Influence is great, but it’s what you do with it that counts.  And, in general, I’m not seeing very much influence being applied to work that matters.  (And yes, I include myself in that summary.  But the first step toward recovery is admitting you have a problem.)

Is 140 characters enough?

What is the most important thing that you tell your clients?
Be human.

Customers are people.  Companies are created and run by people.  Yet somewhere along the way, we all tend to forget that we’re people, and we start treating both sides of the divide like numbers.

Social media changes the way people interact because it means you no longer have an excuse for NOT knowing how someone feels.  If you’ve oblivious to your customers’ true feelings, it’s because you’re willfully not paying attention.  And if your customers see your brand as a faceless corporation, it’s because you don’t trust your employees enough to allow them to be themselves in public — which includes the web.

I’d rather do business with a person than a brand, and I suspect most humans feel the same way.  So why not allow your company to be recognized as a group of people working toward a goal, rather than a logo that everyone hides behind?

Social media is all about finding influencers. Who are yours?
As my previous answer may indicate, I don’t put much stock in influencers.  Though, obviously, I’d rather have them on my side, because you never know when a 500-pound gorilla might come in handy.

These days, I find myself mostly influenced by people who push inventive, inspiring or challenging ideas.  Obviously, what inspires or challenges me is not necessarily what inspires or challenges anyone else, which is why some of the “gurus” out there may be legitimately motivational for people who haven’t already heard it all before.

Among the people who usually catch my attention are:

Maria Popova — — because she finds and shares some of the best-curated art & media experiments on the planet.

Clay Shirky — — author of “Here Comes Everybody” — I’ve read the knocks about Shirky being the kind of unfocused pundit who, like Malcolm Gladwell, throws a dozen loosely-connected ideas into a conversation and leaves you with the impression that he’s said something profound.  Unlike Gladwell, Shirky still manages to keep my attention.

Jay Rosen — — He seems to be the lone journalistic voice who’s perversely amused and alarmed by his industry’s deliberate choice to commit suicide rather than seek help. Watching him document the collapse of traditional journalism is morbidly fascinating.

Humanity Critic — — Sure, he’s an unabashed liberal, which may color one’s perceptions.  But he summarizes the lunacy of modern politics (and hip-hop) in a starkly compelling, 140 character way.
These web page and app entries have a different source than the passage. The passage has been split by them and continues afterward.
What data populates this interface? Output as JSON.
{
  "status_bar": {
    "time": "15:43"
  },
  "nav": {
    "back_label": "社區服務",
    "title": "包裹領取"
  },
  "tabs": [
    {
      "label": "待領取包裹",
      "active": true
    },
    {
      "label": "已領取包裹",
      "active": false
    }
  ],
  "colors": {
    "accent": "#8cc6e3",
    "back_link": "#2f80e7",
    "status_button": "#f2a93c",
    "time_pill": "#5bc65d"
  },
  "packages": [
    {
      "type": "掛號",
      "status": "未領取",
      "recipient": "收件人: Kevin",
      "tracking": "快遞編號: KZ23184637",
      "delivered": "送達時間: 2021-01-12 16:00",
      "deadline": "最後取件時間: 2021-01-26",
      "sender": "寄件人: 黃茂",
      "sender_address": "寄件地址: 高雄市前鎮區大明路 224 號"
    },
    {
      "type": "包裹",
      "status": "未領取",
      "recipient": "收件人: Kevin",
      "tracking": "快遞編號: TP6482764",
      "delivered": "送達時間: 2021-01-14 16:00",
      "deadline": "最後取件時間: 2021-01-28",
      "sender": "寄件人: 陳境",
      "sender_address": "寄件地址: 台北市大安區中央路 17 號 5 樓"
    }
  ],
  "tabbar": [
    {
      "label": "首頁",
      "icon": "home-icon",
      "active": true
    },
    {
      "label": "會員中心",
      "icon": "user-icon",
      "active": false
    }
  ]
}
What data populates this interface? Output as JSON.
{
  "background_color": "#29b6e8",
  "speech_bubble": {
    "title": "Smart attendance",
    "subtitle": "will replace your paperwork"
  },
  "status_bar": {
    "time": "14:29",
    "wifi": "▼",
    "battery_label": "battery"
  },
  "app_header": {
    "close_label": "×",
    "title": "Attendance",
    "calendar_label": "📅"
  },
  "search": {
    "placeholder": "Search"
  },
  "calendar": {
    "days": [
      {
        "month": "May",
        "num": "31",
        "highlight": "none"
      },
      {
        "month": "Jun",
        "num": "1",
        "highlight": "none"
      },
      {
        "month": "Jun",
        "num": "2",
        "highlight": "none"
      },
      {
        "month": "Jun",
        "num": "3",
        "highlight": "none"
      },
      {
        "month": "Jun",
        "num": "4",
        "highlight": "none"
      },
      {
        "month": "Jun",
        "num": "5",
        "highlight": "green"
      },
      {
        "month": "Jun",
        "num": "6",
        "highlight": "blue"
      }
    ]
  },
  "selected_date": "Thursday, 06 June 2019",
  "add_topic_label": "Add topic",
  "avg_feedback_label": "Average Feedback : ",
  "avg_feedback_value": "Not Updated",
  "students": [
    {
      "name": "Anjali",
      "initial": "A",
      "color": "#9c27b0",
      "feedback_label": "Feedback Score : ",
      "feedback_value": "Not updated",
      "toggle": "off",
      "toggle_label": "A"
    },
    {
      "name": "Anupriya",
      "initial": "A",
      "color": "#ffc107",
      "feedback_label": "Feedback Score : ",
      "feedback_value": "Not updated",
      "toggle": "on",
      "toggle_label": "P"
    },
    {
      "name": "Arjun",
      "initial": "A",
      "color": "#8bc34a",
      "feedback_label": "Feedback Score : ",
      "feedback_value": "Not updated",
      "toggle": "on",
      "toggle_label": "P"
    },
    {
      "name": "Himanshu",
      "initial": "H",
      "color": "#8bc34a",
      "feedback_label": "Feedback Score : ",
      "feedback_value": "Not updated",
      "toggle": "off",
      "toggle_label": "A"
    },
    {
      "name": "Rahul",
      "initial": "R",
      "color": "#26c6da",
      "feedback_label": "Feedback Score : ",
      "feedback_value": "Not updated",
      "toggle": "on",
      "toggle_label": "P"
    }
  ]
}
Where next?
For me?  I’m transitioning out of the social marketing biz and back into the world of content creation.  When I wake up excited every morning because I don’t know what unthinkably cool project or mindblowing collaboration will come my way that day, I’ll know I’m living the life I’ve been meandering my way toward this whole time.

For the social media industry?  As business models expand and contract, I’m sure it will continue its inevitable convergence with the mainstream.  By then, I’d like to think the fishbowl will have produced a few ideas, creations and professionals worth following into the future.  But the cynic in me suspects that the vast majority of the fishbowl will simply jump at the first whiff of an underpriced job offer and swim off into the dark night of obscurity.

For the sake of optimism, I’ll leave room for the fishbowl to pleasantly surprise me.

Thanks very much to Justin for taking the time out for this interview.